Mergers such as NTT's plans to acquire Dimension Data (DiData) for $3.2 billion always create an interesting split in opinion, not around the proposed future value but around how the combined organizations will fare as a single entity.
The parties claim the merger will enable them to “offer new IT services worldwide in the age of cloud computing,” combining NTT’s network and hosting capacity with DiData SI capabilities, but will the combined entity be able to create an integrated set of global services offerings to take advantage of this trend?
Given DiData’s substantial footprint and rates of growth, this merger does certainly provide NTT with access to some previously relatively untapped and expanding geographies ($1 billion in revenues in each of Africa, Europe, and ANZ), as well as greatly expanding its network integration, IT, and managed services capabilities. However, the combined entity will still be no more than a buzz within the North American market.
To date, NTT has been noticeably quiet in the global services space and one of the few large, global telcos not to have such a pronounced, global strategy. Then again, maybe it has just watched as its peers have more often than not stumbled in this arena and has waited to pick up the “cheaper” pieces.
What’s in it for DiData? Access to NTT’s extensive hosting capacity, a strong balance sheet to invest in its “cloud” vision, and an end-to-end stack to bring to market. Interestingly, DiData was making progress in transforming itself from a purely Cisco-centric network integrator to a more mainstream, multi-vendor systems integrator. Clarity around the future of this program will be a top priority.
But there are historic warning signs that must be heeded in such a cross-cultural, cross-industry marriage, with the respective HQs so widely separated by miles, time zones, and cultures.
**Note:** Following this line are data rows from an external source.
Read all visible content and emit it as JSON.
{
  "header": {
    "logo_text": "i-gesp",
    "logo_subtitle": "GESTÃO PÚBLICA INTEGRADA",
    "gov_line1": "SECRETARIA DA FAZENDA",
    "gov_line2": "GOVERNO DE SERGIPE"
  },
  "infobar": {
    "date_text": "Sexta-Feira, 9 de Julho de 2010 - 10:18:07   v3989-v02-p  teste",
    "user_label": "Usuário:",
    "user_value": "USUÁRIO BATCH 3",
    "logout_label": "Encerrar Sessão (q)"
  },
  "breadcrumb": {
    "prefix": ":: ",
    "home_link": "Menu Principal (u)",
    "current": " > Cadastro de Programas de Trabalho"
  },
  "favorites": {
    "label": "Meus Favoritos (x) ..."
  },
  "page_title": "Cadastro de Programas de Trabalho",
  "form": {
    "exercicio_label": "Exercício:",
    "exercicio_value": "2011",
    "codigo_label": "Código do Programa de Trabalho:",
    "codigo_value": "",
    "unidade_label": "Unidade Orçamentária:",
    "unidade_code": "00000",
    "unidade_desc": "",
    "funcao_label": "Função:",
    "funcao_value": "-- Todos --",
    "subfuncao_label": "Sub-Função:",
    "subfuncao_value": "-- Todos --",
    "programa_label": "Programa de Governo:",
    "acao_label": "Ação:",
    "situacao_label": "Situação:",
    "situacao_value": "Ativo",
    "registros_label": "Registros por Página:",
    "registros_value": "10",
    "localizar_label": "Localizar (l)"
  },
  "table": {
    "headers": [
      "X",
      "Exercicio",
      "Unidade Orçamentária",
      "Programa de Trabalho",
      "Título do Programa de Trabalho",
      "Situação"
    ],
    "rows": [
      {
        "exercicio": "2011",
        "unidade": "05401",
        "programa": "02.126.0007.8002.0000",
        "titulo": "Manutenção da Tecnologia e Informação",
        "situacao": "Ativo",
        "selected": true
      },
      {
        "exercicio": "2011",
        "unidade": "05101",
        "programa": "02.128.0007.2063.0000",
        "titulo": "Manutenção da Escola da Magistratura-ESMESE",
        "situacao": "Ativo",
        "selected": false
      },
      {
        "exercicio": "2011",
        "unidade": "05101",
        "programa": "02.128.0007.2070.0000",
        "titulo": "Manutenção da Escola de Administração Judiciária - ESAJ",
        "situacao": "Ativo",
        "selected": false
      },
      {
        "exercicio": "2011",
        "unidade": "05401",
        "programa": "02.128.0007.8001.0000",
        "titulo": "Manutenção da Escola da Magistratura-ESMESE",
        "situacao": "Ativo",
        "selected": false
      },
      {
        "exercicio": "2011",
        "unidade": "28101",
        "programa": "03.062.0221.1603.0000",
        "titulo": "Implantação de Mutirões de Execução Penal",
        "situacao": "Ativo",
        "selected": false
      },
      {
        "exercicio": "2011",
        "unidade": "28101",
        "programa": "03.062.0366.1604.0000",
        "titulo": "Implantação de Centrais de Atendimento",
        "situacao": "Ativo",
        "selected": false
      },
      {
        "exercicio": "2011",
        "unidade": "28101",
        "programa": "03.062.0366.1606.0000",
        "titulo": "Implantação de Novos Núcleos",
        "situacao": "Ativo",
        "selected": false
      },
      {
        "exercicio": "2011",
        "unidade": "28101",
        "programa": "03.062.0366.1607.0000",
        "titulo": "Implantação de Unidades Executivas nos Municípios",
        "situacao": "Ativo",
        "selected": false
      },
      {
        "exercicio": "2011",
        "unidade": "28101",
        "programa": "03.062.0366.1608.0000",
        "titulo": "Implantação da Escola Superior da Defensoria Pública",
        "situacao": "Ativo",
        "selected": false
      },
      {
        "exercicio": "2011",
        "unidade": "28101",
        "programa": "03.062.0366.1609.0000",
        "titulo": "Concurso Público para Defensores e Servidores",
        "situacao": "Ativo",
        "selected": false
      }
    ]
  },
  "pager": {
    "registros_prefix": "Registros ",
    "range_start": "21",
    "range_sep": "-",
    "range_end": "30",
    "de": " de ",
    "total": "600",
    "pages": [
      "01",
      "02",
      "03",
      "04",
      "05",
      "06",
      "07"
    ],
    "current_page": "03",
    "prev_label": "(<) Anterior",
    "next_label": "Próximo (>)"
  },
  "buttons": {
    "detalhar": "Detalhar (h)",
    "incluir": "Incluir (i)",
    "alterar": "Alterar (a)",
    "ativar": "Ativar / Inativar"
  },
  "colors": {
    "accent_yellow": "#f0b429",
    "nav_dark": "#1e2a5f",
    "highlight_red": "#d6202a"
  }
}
Such trysts have not had the greatest success in terms of globalizing, integrating, and delivering a common vision: Fujitsu’s acquisitions (e.g. ICL & Amdahl) and NTT’s Verio acquisition highlight the difficulties in creating such an integrated entity.
And with a history of less than successful telco acquisitions of services organizations (Telstra/Kaz, KPN/Getronics), it does raise the question of whether the cultures of “big pipes/product/incumbent sales” can combine with a “consultative/dynamic/solution approach” to create the craved-for market success.
Unless the respective management teams align at the top, the resulting merged company could well be governed by the “slowest” common denominator of decision-making and drive minimal innovation beyond competitive reactions. The resulting culture clash may also be the major hurdle that can hinder any significant synergistic benefits.
A lot of competitors and partners will be watching this one eagerly
Is NTT buying into these “closer to the client, on-premise” capabilities to create an end-to-end capability or is this to gain access to DiData’s top-tier Cisco integrator relationship and thus enhance its procurement leverage (and volumes) in CPE-related deals?
Such a deal has a wide-reaching impact across industries and geographies and ensures a large set of critical eyes will follow the progress closely, so any integration needs to be well planned and executed.
The disparate cultures conundrum will be a substantial barrier (but not insurmountable), and will need to be considered in line with the potential impact on DiData’s ecosystem of relationships with SIs, equipment manufacturers, and other telcos, globally and locally.
NTT is procuring far more than geographic footprint, enhanced capabilities, and a successful and growing business; it is gaining direct access to customers through a more mature and embedded relationship model.